Dallas Morning News
Originally posted: December 7, 2014
Ran Subba spends his days cleaning the facilities at Southern Methodist University. But on Friday nights, he can be found in the classroom.
He’s one of 13 campus custodians taking English lessons through a program launched by SMU student Jaime Sisson, a senior studying Spanish and education. Sisson said she started the course expecting most of her students were Spanish speakers. But, like Subba, many speak Nepalese.
“We cannot do anything without education,” Subba said. “I wanted to study ESL, but I didn’t know a place to go.”
Sisson’s class fills that need.

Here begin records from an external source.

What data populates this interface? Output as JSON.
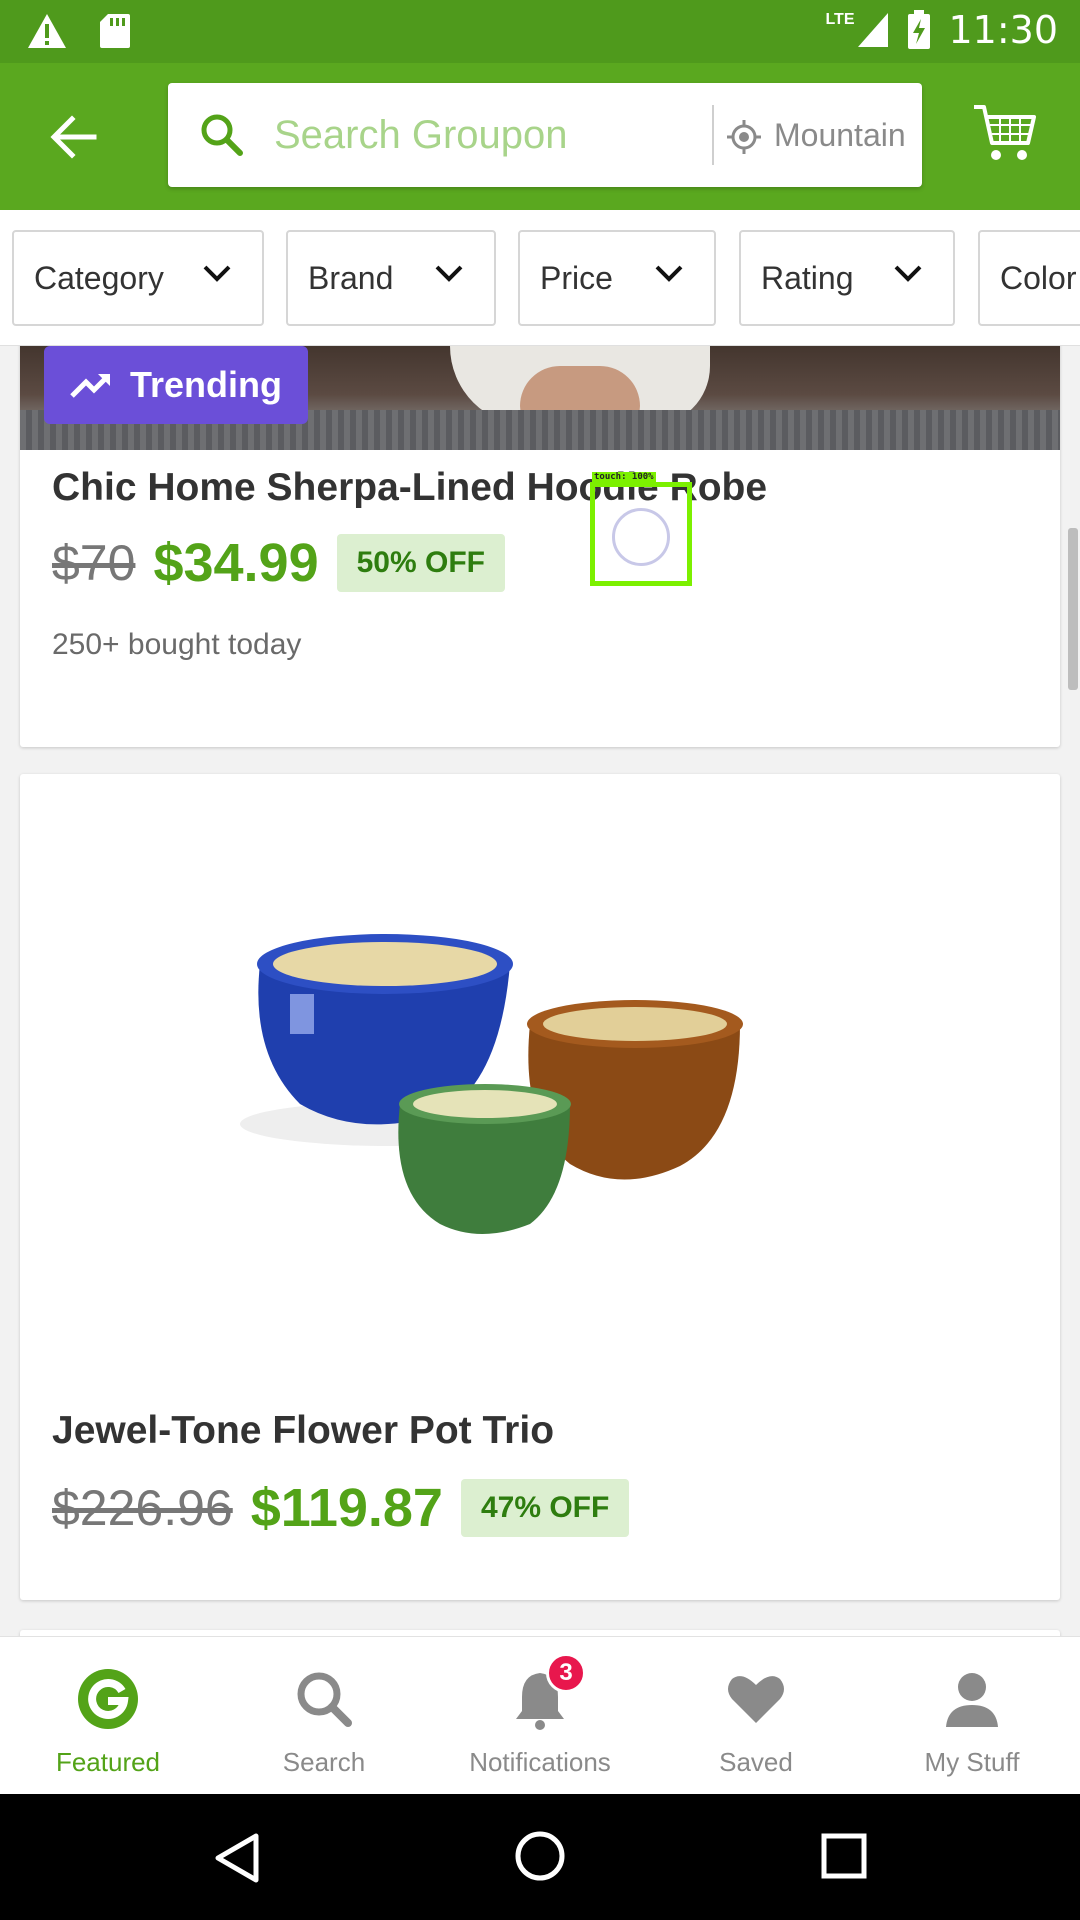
{
  "status_bar": {
    "time": "11:30",
    "network": "LTE"
  },
  "app_bar": {
    "search_placeholder": "Search Groupon",
    "location": "Mountain View"
  },
  "filters": [
    {
      "label": "Category"
    },
    {
      "label": "Brand"
    },
    {
      "label": "Price"
    },
    {
      "label": "Rating"
    },
    {
      "label": "Color"
    }
  ],
  "products": [
    {
      "badge": "Trending",
      "title": "Chic Home Sherpa-Lined Hoodie Robe",
      "old_price": "$70",
      "new_price": "$34.99",
      "discount": "50% OFF",
      "bought": "250+ bought today"
    },
    {
      "title": "Jewel-Tone Flower Pot Trio",
      "old_price": "$226.96",
      "new_price": "$119.87",
      "discount": "47% OFF"
    }
  ],
  "touch_overlay": {
    "label": "touch: 100%"
  },
  "bottom_nav": {
    "items": [
      {
        "label": "Featured"
      },
      {
        "label": "Search"
      },
      {
        "label": "Notifications",
        "badge": "3"
      },
      {
        "label": "Saved"
      },
      {
        "label": "My Stuff"
      }
    ]
  },
  "colors": {
    "brand_green": "#53a318",
    "trending_purple": "#6b4fd8",
    "badge_red": "#e8174d"
  }
}
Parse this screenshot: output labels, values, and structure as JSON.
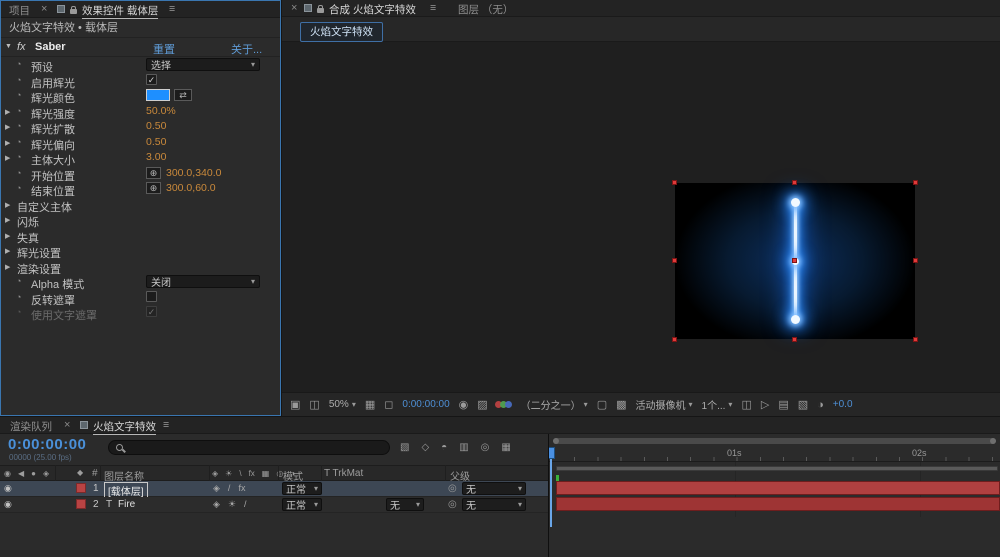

Subba moved to Dallas four years ago after spending 18 years as a refugee in Nepal. He’s originally from Bhutan. The 52-year-old Aramark employee first started practicing English with a friend on the job because he couldn’t understand his supervisor, Subba said.
“If I can understand more English, and if I can read more English, I can do anything,” he said.
Subba said he hopes learning English can help him land a job as a supervisor or even a translator. Sisson, 23, says she wants to help custodial workers like Subba achieve their goals.
“I just saw a need, and I wanted to help my community,” Sisson said. “They basically want to improve their life and their job.”
Sisson teaches the class through the Engaged Learning and Caswell Leadership programs, two SMU programs that fund independent student projects. She said she had to alter her initial teaching plans after she realized that many of her students weren’t Spanish speakers. READ MORE